*To do:*
Using the listing below, give the number of lines in which the string "expanded" appears, and nothing else.

-- Task material follows --

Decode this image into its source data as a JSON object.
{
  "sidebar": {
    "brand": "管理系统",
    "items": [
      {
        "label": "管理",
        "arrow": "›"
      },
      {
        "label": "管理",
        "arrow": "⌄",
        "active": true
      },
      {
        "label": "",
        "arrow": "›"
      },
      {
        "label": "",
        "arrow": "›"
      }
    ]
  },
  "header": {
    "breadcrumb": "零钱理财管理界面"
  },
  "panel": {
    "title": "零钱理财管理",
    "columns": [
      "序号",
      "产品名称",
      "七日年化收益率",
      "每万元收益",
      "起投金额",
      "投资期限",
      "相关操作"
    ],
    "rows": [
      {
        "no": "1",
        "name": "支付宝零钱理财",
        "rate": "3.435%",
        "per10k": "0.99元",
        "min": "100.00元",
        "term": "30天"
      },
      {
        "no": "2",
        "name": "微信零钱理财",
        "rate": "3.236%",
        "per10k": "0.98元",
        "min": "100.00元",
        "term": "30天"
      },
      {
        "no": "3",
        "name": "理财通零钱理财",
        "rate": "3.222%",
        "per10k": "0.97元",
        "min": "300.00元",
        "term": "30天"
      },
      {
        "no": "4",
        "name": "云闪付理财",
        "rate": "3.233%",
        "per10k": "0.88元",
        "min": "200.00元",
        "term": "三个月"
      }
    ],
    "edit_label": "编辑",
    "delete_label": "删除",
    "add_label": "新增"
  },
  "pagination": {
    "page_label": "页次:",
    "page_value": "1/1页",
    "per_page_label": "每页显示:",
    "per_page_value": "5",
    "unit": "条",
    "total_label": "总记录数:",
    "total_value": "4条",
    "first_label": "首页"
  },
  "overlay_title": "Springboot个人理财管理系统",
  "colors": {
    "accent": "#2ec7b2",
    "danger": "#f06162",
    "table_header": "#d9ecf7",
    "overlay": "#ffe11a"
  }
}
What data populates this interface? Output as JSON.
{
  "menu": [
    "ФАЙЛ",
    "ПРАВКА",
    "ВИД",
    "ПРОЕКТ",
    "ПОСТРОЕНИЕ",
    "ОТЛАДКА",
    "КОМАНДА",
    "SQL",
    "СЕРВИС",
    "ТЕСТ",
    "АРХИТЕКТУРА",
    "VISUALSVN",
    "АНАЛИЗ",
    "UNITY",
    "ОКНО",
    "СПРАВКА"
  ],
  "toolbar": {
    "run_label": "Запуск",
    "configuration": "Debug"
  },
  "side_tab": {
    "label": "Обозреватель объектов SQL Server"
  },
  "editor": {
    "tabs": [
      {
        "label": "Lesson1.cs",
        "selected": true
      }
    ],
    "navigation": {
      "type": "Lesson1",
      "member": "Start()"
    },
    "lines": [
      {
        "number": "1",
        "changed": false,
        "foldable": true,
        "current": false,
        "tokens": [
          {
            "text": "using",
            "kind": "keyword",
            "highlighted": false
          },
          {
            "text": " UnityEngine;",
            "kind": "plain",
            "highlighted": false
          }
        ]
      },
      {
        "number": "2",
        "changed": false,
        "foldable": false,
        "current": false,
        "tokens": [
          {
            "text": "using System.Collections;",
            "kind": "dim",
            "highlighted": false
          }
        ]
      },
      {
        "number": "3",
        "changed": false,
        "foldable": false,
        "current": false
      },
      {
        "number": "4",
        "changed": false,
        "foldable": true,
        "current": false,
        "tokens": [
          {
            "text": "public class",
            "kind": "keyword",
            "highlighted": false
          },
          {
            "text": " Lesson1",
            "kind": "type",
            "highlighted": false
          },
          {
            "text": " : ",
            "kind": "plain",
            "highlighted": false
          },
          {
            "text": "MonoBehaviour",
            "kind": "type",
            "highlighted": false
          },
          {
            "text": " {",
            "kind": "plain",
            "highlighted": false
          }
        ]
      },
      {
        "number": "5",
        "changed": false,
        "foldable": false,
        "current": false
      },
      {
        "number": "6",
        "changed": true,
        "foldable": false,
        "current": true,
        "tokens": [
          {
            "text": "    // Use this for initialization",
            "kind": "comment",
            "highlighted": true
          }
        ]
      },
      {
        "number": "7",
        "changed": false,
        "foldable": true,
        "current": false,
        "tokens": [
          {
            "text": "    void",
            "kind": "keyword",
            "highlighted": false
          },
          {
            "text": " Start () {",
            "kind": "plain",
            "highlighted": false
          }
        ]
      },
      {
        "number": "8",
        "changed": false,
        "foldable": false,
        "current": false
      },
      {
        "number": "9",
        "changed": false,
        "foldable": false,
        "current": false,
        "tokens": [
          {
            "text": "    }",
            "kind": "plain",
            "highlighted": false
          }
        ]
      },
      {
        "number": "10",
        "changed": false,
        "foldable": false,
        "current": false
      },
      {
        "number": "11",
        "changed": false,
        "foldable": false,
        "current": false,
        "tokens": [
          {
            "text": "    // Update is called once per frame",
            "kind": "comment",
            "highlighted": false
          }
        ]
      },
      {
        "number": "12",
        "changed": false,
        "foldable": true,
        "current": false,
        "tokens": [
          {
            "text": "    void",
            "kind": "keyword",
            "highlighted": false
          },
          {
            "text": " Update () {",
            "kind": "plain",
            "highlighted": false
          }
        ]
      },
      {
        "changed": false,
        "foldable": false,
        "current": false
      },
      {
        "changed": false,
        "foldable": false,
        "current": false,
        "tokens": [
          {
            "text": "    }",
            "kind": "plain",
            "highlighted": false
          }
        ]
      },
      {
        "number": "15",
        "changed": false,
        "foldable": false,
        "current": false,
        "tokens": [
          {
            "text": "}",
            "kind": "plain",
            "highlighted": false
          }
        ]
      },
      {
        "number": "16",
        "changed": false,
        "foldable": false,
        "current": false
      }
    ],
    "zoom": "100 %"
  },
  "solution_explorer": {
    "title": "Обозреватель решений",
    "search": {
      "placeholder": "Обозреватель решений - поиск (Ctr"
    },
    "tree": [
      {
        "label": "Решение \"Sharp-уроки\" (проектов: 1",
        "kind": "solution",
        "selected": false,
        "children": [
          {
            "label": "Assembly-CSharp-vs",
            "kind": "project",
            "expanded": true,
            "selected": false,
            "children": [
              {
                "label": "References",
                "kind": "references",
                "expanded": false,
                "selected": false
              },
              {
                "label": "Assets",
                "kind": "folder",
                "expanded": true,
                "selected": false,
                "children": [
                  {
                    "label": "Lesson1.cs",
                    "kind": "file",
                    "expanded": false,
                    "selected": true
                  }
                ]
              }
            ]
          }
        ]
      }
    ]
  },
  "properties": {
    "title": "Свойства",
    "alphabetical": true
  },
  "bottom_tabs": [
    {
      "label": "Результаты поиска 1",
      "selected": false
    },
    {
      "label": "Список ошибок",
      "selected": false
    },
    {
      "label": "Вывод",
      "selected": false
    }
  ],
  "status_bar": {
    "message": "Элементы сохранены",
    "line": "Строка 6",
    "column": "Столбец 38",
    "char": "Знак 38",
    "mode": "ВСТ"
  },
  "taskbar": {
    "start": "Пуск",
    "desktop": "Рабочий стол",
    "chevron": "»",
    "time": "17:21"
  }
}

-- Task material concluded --

*Answer space:*
4